My advice on disclosure
It's hard to disclose living on the spectrum. Not everyone understands autism and some people can be unsure what it means, especially employers. I used to disclose it to potential employers during an interview or a cold call, and sadly every time I didn’t get a job.
When I disclosed it to my last employer he ended up using it against me, making it seem like I was making excuses when I was actually going through some troublesome times.
When I had the help of a disability service provider, I was able to get help with finding work and also with disclosure. So if there is a message to take from this, it's that when it comes to disclosure, make sure of two things:
1: Don’t think you are all alone in this, there are plenty of people out there who are willing to help you
2: Make sure you think carefully about who and how you will disclose to

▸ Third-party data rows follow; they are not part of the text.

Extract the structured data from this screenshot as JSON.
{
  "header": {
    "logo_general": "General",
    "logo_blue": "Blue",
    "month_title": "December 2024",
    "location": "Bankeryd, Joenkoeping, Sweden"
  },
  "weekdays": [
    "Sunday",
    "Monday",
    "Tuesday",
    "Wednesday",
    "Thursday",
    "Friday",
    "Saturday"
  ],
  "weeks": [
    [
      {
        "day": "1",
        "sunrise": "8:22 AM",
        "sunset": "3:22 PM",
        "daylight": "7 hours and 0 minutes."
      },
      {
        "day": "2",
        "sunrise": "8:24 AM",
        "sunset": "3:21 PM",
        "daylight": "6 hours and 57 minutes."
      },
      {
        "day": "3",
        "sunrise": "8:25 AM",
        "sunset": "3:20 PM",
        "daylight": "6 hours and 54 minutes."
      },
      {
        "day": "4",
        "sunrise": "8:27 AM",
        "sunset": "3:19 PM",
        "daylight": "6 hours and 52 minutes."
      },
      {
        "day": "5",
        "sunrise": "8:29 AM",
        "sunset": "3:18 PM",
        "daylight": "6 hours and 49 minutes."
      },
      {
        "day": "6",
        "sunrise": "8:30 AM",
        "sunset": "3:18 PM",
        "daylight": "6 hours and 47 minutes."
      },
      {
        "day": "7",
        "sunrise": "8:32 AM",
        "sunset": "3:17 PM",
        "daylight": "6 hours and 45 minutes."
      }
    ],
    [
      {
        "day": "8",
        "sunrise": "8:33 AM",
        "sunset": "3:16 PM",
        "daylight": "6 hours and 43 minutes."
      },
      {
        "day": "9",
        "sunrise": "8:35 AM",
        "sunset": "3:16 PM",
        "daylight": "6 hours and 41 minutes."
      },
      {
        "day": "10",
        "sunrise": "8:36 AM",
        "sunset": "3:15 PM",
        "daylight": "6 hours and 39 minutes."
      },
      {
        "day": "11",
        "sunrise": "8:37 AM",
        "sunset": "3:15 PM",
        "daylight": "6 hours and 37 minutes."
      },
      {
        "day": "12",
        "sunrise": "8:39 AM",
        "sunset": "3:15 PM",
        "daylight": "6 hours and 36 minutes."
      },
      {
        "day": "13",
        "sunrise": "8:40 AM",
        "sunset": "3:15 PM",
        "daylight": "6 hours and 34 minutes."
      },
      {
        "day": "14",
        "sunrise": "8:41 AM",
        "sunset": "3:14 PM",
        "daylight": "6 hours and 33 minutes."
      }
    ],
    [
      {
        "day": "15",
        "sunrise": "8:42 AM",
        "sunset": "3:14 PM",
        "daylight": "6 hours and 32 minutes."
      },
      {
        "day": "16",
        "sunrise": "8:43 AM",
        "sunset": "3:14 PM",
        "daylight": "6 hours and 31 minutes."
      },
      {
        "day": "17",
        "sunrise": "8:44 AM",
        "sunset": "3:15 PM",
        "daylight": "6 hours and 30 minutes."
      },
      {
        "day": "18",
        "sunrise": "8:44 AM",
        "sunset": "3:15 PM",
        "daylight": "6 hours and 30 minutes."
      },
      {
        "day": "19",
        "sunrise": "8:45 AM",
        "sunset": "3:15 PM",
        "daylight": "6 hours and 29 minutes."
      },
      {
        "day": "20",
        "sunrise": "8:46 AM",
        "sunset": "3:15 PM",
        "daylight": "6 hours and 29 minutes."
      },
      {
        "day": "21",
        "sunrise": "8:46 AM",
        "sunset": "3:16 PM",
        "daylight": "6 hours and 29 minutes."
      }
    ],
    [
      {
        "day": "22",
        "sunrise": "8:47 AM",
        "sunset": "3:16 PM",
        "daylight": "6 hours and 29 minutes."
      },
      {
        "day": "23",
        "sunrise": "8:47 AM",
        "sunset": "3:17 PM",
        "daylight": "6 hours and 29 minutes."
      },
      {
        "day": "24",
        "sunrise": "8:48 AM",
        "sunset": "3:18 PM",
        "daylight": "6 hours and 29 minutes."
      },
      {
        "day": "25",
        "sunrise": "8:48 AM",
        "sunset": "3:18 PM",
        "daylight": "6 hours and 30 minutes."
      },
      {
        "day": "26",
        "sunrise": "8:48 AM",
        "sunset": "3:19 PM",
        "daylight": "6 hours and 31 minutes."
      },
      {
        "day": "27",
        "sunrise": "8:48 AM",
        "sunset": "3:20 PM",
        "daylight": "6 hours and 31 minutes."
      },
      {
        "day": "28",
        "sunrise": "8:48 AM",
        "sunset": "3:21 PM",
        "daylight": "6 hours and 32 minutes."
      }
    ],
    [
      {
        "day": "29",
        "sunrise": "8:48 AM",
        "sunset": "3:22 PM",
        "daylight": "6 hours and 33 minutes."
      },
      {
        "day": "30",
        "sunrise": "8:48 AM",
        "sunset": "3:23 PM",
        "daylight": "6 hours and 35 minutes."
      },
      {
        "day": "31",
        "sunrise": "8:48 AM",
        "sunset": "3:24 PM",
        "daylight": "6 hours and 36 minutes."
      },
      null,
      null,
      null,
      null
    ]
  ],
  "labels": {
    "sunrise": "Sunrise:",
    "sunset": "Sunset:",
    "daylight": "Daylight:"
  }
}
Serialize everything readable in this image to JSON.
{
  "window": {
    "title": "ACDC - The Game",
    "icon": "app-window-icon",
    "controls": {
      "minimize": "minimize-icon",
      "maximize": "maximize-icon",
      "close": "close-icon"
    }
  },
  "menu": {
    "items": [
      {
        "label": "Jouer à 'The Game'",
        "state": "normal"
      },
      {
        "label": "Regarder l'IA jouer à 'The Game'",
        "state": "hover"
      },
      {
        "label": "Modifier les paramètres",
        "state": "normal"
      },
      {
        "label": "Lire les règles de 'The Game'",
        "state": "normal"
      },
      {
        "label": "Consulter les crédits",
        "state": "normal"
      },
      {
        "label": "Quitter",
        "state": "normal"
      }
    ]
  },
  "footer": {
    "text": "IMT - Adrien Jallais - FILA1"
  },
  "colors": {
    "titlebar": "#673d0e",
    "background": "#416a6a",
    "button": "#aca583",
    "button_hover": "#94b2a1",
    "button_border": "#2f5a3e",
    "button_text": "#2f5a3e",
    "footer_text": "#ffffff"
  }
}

Now when it comes to self-advocating, it doesn’t mean you advocate to yourself. Self-advocating is where you basically stand up for your rights as someone on the spectrum. There have been times when I have handled this fairly well.
I remember when I have met a few friends, I have had to advocate for myself, when things were getting too much. For instance, I was being made fun of in my Dungeons and Dragons game. I will admit I was making some silly mistakes, but they were partially due to everyone saying things at once.
I was about to get peeved when I realised what I needed to do. I asked people if they could just take a step back and reminded them that I was on the spectrum and that I made mistakes. Everything ran much smoother after that.